The phone stood on an old King Billy pine desk in the kitchen and guests queued to use it. I installed an old red phone box by the back door to manage the demand. Guests would wait on the new verandah that linked the house and the back room. John Button supervised the building of this. Gary Forward gave advice on extensions to a couple of the internal rooms, the green and the gold rooms off the hall.
The cottage garden, framed by the pittosporum hedge through which passersby peeped to glimpse the cottage was a special love of mine. Wisteria, heavenly blue and perfumed, climbed around the iron lace on the verandah. A crab apple tree, the source of fruit for herb jellies, and a rowan tree brilliant with red berries accented the two parts of the front garden. I accepted the challenge to rid the strawberry bed of oxalis. It took a couple of years. Violets bloomed under a tree fern by the house. A lemon tree bore lemons so prolifically I feared it might wear out. Old-fashioned pink roses bloomed inside the pittosporum hedge and there were shrubs like mock orange and guelder rose. Shirley poppies grew wild. The tamarisk, a rare kind I believe, waved its wands over the fence and was a picture of pink ‘lambstails’ when in flower. The garrya by the side gate was a favourite with its silver tassels as was the old mermaid rose over the kitchen window. Its blooms, shimmering gold, were the size of dinner plates with a paler centres. After seeing a peony in the Davis garden I knew the garden had to have one. It was a special moment the first year it bloomed.

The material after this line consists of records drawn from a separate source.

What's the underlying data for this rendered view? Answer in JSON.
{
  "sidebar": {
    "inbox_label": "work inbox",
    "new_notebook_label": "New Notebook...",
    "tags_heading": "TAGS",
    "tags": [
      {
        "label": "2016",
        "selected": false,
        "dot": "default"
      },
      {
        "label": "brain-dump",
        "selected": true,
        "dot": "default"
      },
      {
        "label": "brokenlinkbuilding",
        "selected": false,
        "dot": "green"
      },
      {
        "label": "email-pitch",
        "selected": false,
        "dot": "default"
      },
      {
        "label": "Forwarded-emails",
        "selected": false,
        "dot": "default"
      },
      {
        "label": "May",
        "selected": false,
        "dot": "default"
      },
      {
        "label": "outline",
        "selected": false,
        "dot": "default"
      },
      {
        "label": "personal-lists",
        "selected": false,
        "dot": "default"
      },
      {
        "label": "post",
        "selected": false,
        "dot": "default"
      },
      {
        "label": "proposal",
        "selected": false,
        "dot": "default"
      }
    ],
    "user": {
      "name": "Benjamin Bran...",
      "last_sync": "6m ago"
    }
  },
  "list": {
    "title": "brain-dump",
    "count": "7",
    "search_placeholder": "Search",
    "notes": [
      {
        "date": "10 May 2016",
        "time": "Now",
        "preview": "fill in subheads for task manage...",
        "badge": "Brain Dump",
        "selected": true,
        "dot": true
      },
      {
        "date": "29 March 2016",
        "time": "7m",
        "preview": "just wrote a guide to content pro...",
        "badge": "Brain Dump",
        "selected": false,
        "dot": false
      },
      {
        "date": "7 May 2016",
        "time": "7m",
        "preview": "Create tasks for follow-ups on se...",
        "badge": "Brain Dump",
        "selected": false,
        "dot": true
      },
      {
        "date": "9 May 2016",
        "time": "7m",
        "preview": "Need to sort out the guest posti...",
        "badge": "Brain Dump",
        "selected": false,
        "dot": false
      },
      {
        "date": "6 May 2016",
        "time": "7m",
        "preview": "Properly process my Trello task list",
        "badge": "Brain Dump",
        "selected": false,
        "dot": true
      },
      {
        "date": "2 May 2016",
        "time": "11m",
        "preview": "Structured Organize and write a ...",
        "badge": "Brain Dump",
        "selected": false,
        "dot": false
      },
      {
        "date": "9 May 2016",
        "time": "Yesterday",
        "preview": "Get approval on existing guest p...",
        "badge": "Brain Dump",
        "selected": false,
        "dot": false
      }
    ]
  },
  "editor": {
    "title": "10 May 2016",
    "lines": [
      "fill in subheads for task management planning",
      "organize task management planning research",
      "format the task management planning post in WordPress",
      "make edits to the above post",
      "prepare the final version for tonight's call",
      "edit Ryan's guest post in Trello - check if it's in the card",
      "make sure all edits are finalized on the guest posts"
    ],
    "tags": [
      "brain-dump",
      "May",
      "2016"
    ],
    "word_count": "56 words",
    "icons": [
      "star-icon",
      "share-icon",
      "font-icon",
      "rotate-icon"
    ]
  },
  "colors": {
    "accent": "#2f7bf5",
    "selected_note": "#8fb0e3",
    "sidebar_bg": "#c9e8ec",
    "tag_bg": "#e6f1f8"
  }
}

The crippling pilots’ strike of 1989 was almost the end of the B & B as it was of other businesses. All air traffic to the island stopped. The tourist industry dissolved. Teaching and bookings by Tasmanians kept the business alive as did the herb jellies made from a crab apple base and sold in Salamanca market. Action by Prime Minister Hawke began flights again to and from Tasmania and the tourist industry surged. The B & B lifestyle grew more and more exhausting over thirteen years. I sold it in 1994 and it continued as a business for some years before reverting to a family home.